Fortunately, if you’re a senior looking for affordable ways to access cash in 2023, there are multiple options to consider. Here are three:
First up is life insurance. You may be wondering how you can getIn short, permanent policies come with a “cash value” component that you can withdraw from or borrow against. Note that policies don’t have this feature.
You can typically borrow up to a certain percentage of your accumulated cash value, such as 90%, and then can pay it back whenever you’d like. However, interest will accrue, so the longer you take to repay the amount, the more you’ll owe. Lenders may also let you withdraw your cash value and avoid interest charges, but doing so will decrease your death benefit.
Another aspect to be aware of is that any amount you borrow will be secured by your death benefit. If you pass away with an outstanding balance, it’ll be deducted from the amount your beneficiary receives. On the upside, there are generally no credit or income checks. Further, the interest rates are often lower than those on a personal or home equity loan.
To decide if this is the right path for you, it can help to ask yourself a few questions. “Is the policy thought of as an additional savings account? If so, borrowing might make sense. If there’s a specific need that requires the entire sum at death—perhaps not so much,” said Warren Ward CFP, a financial advisor at WWA Planning and Investments.
If you own a significant percentage of your home and are at least 62 years of age, amay be a good option for you.
As the name suggests, it works like a backward mortgage. Instead of making payments to the lender, the lender assesses an amount you can borrow based on your equity and pays you. You can often choose between receiving monthly payments, a lump sum, or a credit line. Then, interest and fees will accrue over time.
The main upside to a reverse mortgage is that you won’t have to repay the amount you borrow while you’re living in the home. The balance becomes due once you pass away or when the home is no longer your principal residence The downside comes if you wanted to leave behind the home to an heir. They’ll have to pay off the reverse mortgage in order to keep it.

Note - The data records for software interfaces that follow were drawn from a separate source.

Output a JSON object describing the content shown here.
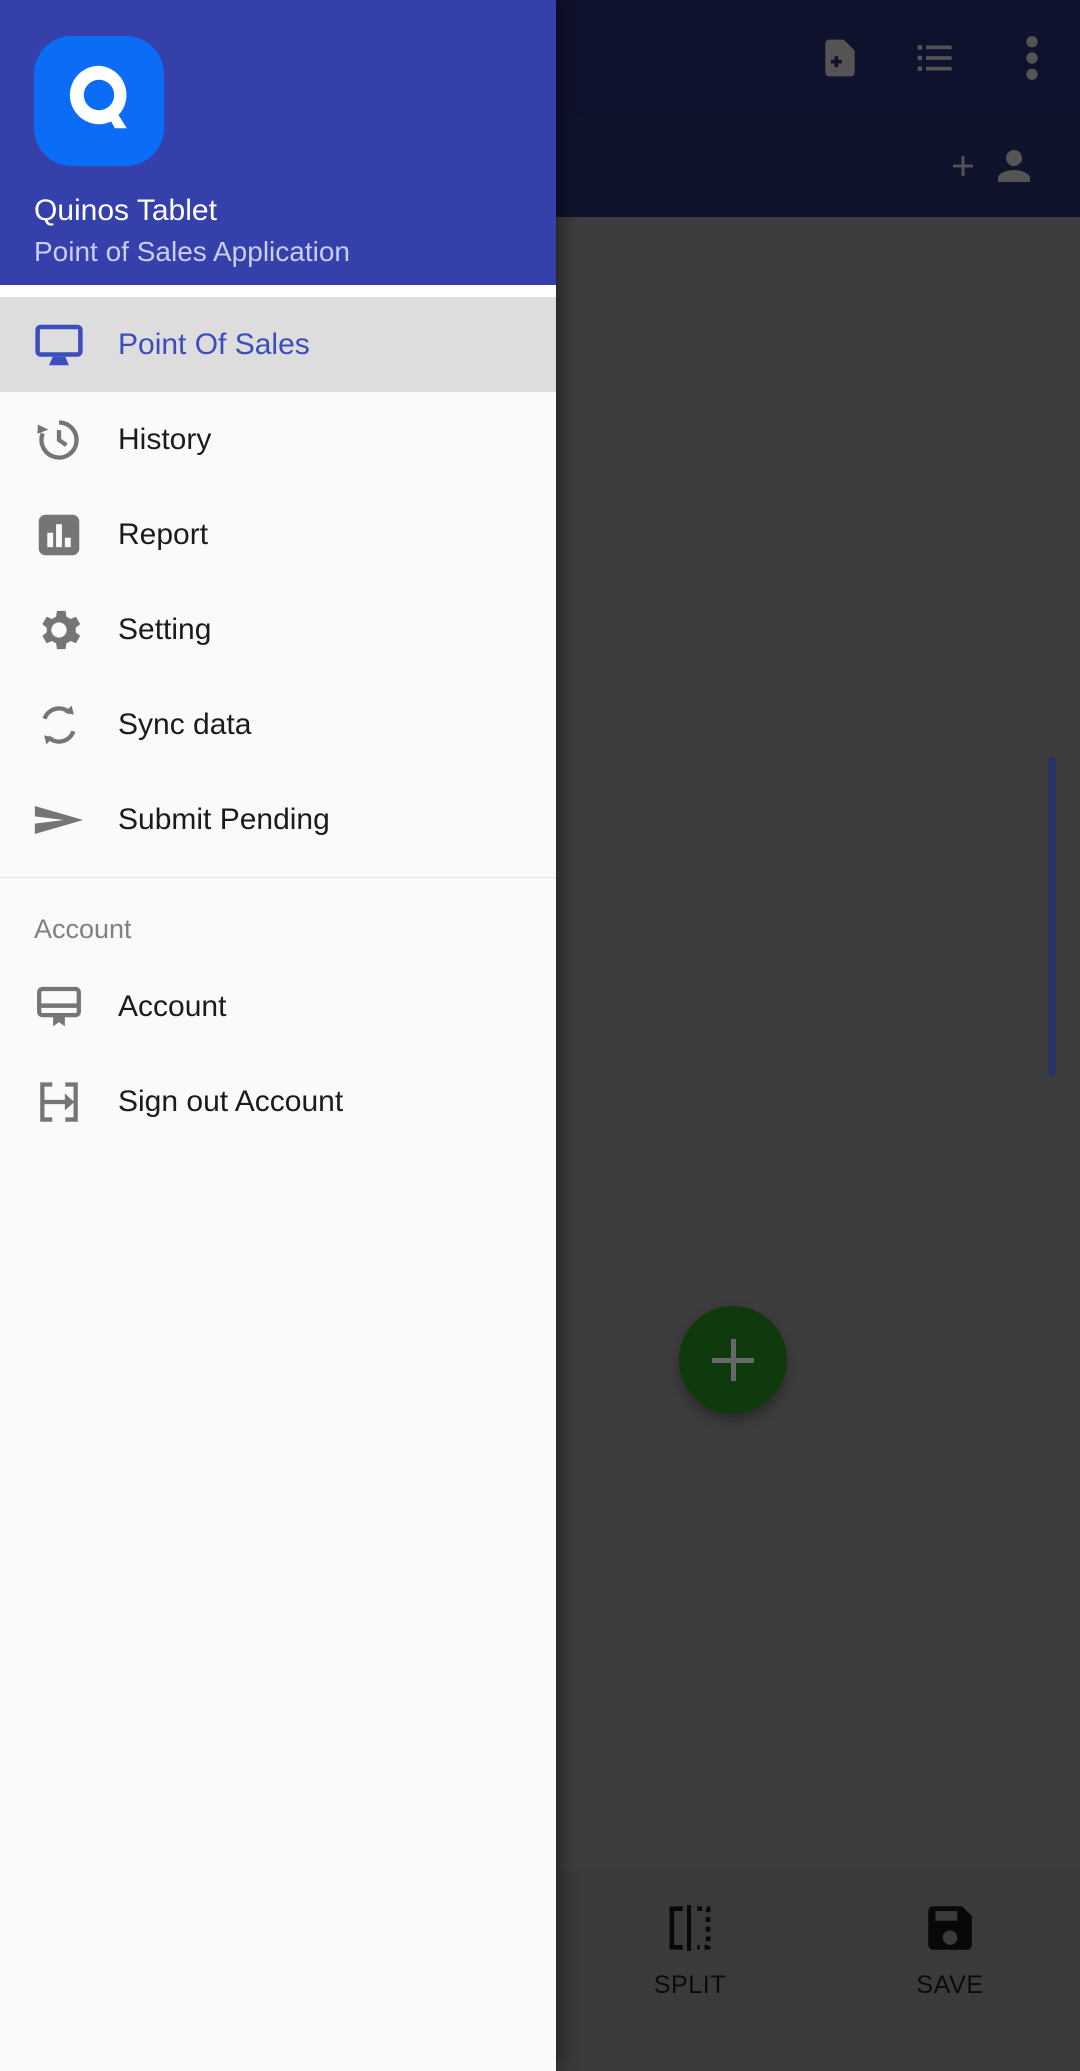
{
  "app": {
    "background_color": "#6e6e6e",
    "appbar_color": "#1c2250",
    "accent_color": "#3640ab",
    "fab_color": "#1b6b1b"
  },
  "appbar": {
    "actions": [
      {
        "name": "note-add-icon",
        "label": "New Note"
      },
      {
        "name": "list-icon",
        "label": "Order List"
      },
      {
        "name": "more-vert-icon",
        "label": "More options"
      }
    ]
  },
  "subbar": {
    "actions": [
      {
        "name": "add-person-icon",
        "label": "Add Customer"
      }
    ]
  },
  "fab": {
    "label": "Add",
    "icon": "plus-icon"
  },
  "bottom_bar": {
    "actions": [
      {
        "label": "SPLIT",
        "icon": "split-icon"
      },
      {
        "label": "SAVE",
        "icon": "save-icon"
      }
    ]
  },
  "drawer": {
    "logo_letter": "Q",
    "title": "Quinos Tablet",
    "subtitle": "Point of Sales Application",
    "items": [
      {
        "label": "Point Of Sales",
        "icon": "monitor-icon",
        "selected": true
      },
      {
        "label": "History",
        "icon": "history-icon",
        "selected": false
      },
      {
        "label": "Report",
        "icon": "bar-chart-icon",
        "selected": false
      },
      {
        "label": "Setting",
        "icon": "gear-icon",
        "selected": false
      },
      {
        "label": "Sync data",
        "icon": "sync-icon",
        "selected": false
      },
      {
        "label": "Submit Pending",
        "icon": "send-icon",
        "selected": false
      }
    ],
    "account_section": {
      "title": "Account",
      "items": [
        {
          "label": "Account",
          "icon": "account-card-icon",
          "selected": false
        },
        {
          "label": "Sign out Account",
          "icon": "logout-icon",
          "selected": false
        }
      ]
    }
  }
}
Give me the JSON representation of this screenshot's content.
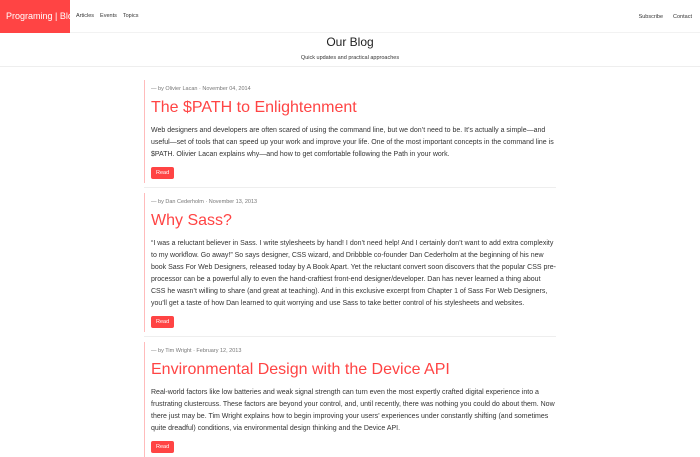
{
  "nav": {
    "brand": "Programing | Blog",
    "links": [
      "Articles",
      "Events",
      "Topics"
    ],
    "right": [
      "Subscribe",
      "Contact"
    ]
  },
  "hero": {
    "title": "Our Blog",
    "subtitle": "Quick updates and practical approaches"
  },
  "posts": [
    {
      "meta": "— by Olivier Lacan · November 04, 2014",
      "title": "The $PATH to Enlightenment",
      "body": "Web designers and developers are often scared of using the command line, but we don’t need to be. It’s actually a simple—and useful—set of tools that can speed up your work and improve your life. One of the most important concepts in the command line is $PATH. Olivier Lacan explains why—and how to get comfortable following the Path in your work.",
      "button": "Read"
    },
    {
      "meta": "— by Dan Cederholm · November 13, 2013",
      "title": "Why Sass?",
      "body": "“I was a reluctant believer in Sass. I write stylesheets by hand! I don’t need help! And I certainly don’t want to add extra complexity to my workflow. Go away!” So says designer, CSS wizard, and Dribbble co-founder Dan Cederholm at the beginning of his new book Sass For Web Designers, released today by A Book Apart. Yet the reluctant convert soon discovers that the popular CSS pre-processor can be a powerful ally to even the hand-craftiest front-end designer/developer. Dan has never learned a thing about CSS he wasn’t willing to share (and great at teaching). And in this exclusive excerpt from Chapter 1 of Sass For Web Designers, you’ll get a taste of how Dan learned to quit worrying and use Sass to take better control of his stylesheets and websites.",
      "button": "Read"
    },
    {
      "meta": "— by Tim Wright · February 12, 2013",
      "title": "Environmental Design with the Device API",
      "body": "Real-world factors like low batteries and weak signal strength can turn even the most expertly crafted digital experience into a frustrating clustercuss. These factors are beyond your control, and, until recently, there was nothing you could do about them. Now there just may be. Tim Wright explains how to begin improving your users’ experiences under constantly shifting (and sometimes quite dreadful) conditions, via environmental design thinking and the Device API.",
      "button": "Read"
    }
  ]
}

“Reverse mortgages are best when you need a steady flow of cash and you have equity in your home,” said Michael Collins CFA, a financial advisor at WinCap FInancial.
If you’ve built equity in your home, cash-outallow you to borrow against it. They involve getting a new larger mortgage loan, paying off your existing mortgage, and keeping the rest to use as you please. The new loan amount (plus interest and fees) will be split into monthly repayments over a set term.
These loans are secured by your home so if you don’t make the payments as agreed, your home can go into foreclosure. You also typically can’t borrow the full amount of equity you have available. The loan-to-value will often be set around 80% to 90%.
On the upside, Collin says, “A cash-out refinance may offer a lower interest rate than other options, allow you to access a larger amount of money, and may be tax-deductible.”